*TASK TO COMPLETE*:
Return all of the following entries as written, but without the images.

THE DATA: Begin

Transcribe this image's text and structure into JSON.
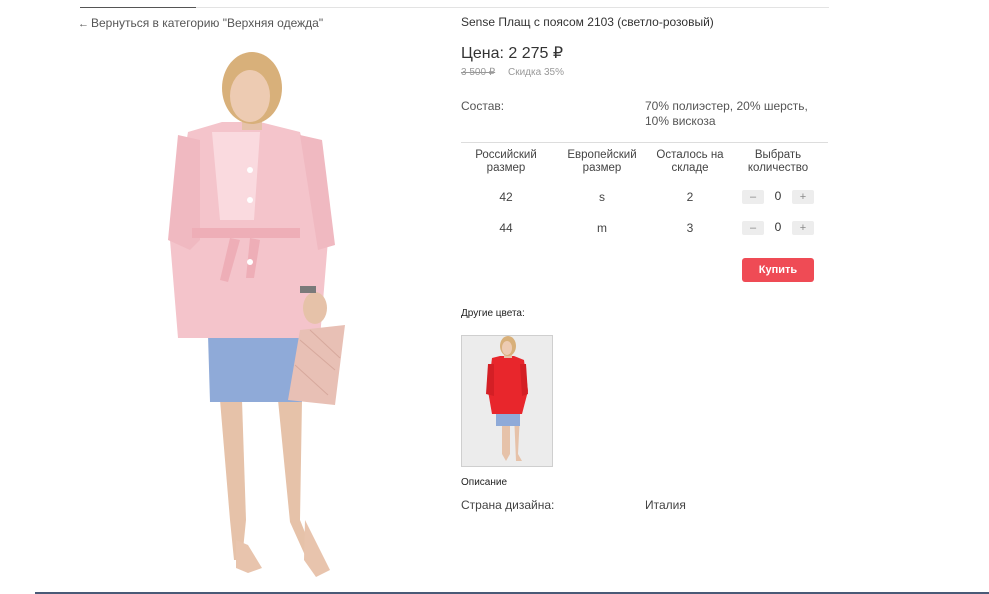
{
  "nav": {
    "back_arrow": "←",
    "back_link": "Вернуться в категорию \"Верхняя одежда\""
  },
  "product": {
    "title": "Sense Плащ с поясом 2103 (светло-розовый)",
    "price": "Цена: 2 275 ₽",
    "old_price": "3 500 ₽",
    "discount": "Скидка 35%",
    "composition_label": "Состав:",
    "composition_value": "70% полиэстер, 20% шерсть, 10% вискоза"
  },
  "size_table": {
    "headers": [
      "Российский размер",
      "Европейский размер",
      "Осталось на складе",
      "Выбрать количество"
    ],
    "rows": [
      {
        "ru": "42",
        "eu": "s",
        "stock": "2",
        "qty": "0"
      },
      {
        "ru": "44",
        "eu": "m",
        "stock": "3",
        "qty": "0"
      }
    ],
    "minus": "–",
    "plus": "+"
  },
  "buy_button": "Купить",
  "other_colors_label": "Другие цвета:",
  "description": {
    "title": "Описание",
    "country_label": "Страна дизайна:",
    "country_value": "Италия"
  },
  "colors": {
    "accent": "#ef4b55",
    "coat_pink": "#f4c4cb",
    "skirt_blue": "#8faad8",
    "thumb_coat_red": "#e8262c"
  }
}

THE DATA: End

*TASK SOLUTION*:
Transcribe this image's text and structure into JSON.
{
  "nav": {
    "back_arrow": "←",
    "back_link": "Вернуться в категорию \"Верхняя одежда\""
  },
  "product": {
    "title": "Sense Плащ с поясом 2103 (светло-розовый)",
    "price": "Цена: 2 275 ₽",
    "old_price": "3 500 ₽",
    "discount": "Скидка 35%",
    "composition_label": "Состав:",
    "composition_value": "70% полиэстер, 20% шерсть, 10% вискоза"
  },
  "size_table": {
    "headers": [
      "Российский размер",
      "Европейский размер",
      "Осталось на складе",
      "Выбрать количество"
    ],
    "rows": [
      {
        "ru": "42",
        "eu": "s",
        "stock": "2",
        "qty": "0"
      },
      {
        "ru": "44",
        "eu": "m",
        "stock": "3",
        "qty": "0"
      }
    ],
    "minus": "–",
    "plus": "+"
  },
  "buy_button": "Купить",
  "other_colors_label": "Другие цвета:",
  "description": {
    "title": "Описание",
    "country_label": "Страна дизайна:",
    "country_value": "Италия"
  },
  "colors": {
    "accent": "#ef4b55",
    "coat_pink": "#f4c4cb",
    "skirt_blue": "#8faad8",
    "thumb_coat_red": "#e8262c"
  }
}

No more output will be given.